→ Problem requirements
Work through the records below and copy every line that includes "Love".

:: Information given ::

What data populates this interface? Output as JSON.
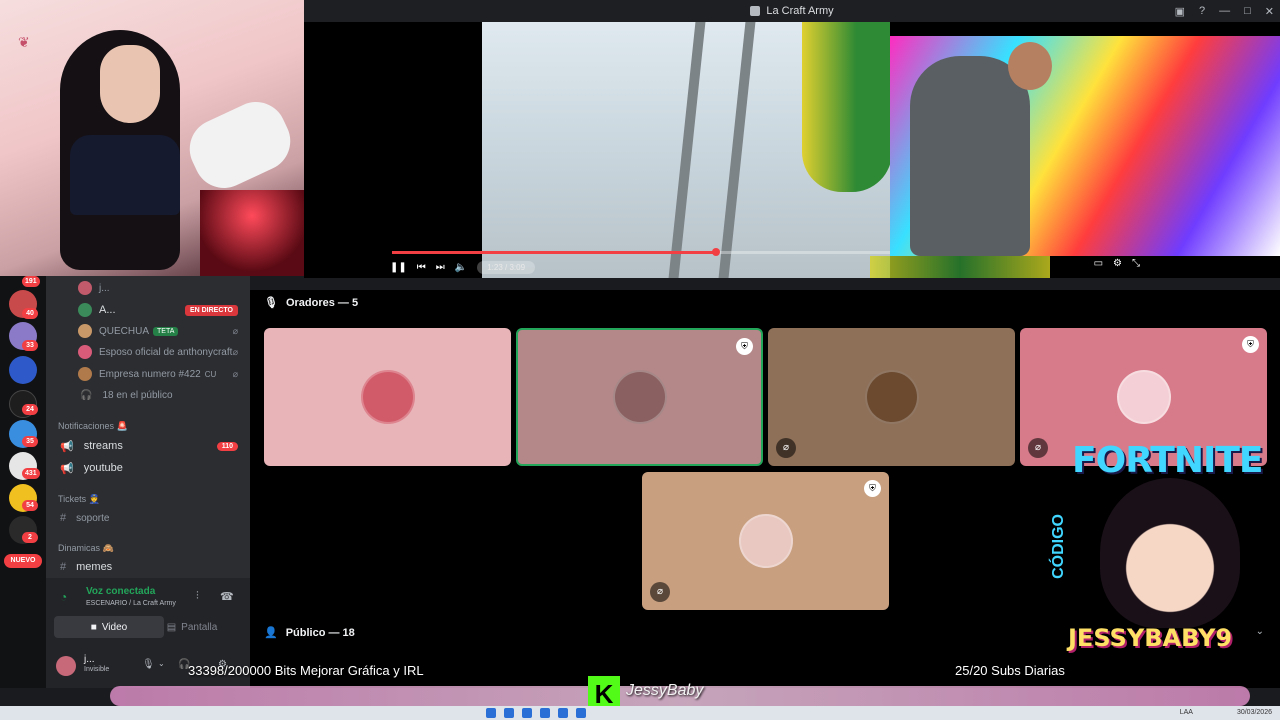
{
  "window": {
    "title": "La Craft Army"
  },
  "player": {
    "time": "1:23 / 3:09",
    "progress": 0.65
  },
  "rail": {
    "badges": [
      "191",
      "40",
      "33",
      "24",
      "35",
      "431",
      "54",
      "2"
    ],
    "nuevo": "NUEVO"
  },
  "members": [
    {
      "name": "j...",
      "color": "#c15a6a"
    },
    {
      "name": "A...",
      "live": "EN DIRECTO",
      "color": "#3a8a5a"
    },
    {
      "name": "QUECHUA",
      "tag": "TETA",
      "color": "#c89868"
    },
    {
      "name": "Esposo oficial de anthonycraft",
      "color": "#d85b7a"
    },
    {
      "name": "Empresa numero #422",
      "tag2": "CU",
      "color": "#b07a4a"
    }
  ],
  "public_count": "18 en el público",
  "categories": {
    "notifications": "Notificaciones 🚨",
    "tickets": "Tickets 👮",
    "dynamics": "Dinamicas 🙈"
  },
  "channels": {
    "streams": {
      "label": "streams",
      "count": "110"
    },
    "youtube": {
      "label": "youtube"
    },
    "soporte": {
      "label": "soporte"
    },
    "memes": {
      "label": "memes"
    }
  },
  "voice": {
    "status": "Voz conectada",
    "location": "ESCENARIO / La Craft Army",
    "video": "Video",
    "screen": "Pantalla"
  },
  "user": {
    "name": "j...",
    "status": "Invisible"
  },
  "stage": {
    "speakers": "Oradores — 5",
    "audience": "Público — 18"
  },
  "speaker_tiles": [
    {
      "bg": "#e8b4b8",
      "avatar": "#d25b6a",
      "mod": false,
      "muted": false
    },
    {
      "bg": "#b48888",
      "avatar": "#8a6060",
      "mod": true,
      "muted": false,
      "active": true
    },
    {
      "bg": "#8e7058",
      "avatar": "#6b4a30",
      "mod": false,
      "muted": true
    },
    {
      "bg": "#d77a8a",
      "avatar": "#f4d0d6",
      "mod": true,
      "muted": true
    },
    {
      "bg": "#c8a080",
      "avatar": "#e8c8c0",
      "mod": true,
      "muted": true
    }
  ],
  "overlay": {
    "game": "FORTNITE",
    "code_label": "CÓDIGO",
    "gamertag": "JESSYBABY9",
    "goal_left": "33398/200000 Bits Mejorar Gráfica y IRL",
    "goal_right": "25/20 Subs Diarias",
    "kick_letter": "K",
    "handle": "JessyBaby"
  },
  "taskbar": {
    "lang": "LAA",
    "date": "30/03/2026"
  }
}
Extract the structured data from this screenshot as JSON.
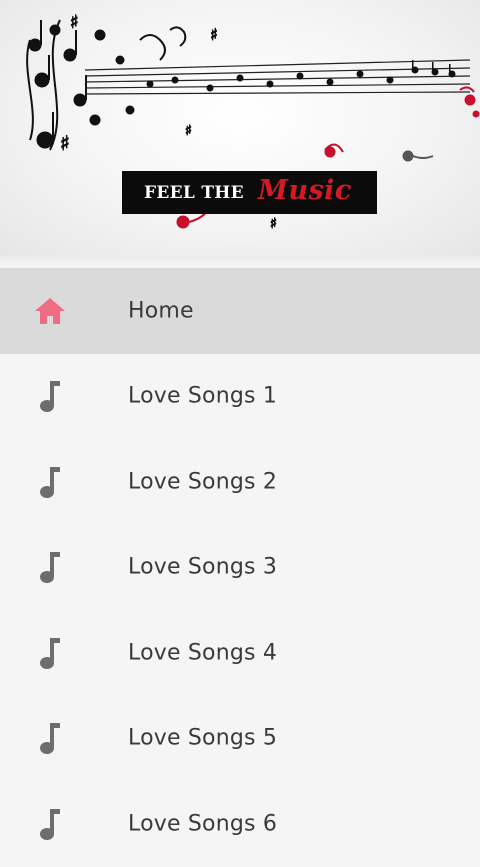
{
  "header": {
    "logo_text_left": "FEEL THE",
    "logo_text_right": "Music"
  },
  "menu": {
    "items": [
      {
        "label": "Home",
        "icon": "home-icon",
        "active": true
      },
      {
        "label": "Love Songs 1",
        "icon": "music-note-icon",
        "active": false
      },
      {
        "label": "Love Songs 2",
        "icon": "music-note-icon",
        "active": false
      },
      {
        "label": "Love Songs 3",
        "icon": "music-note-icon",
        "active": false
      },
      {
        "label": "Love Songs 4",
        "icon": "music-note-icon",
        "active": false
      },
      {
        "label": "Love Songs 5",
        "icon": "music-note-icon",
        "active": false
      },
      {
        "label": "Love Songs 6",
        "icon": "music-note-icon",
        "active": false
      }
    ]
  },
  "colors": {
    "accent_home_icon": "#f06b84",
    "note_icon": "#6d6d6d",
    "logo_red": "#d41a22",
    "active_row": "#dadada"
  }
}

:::

→ Output below
        "label": "Love Songs 1",
        "label": "Love Songs 2",
        "label": "Love Songs 3",
        "label": "Love Songs 4",
        "label": "Love Songs 5",
        "label": "Love Songs 6",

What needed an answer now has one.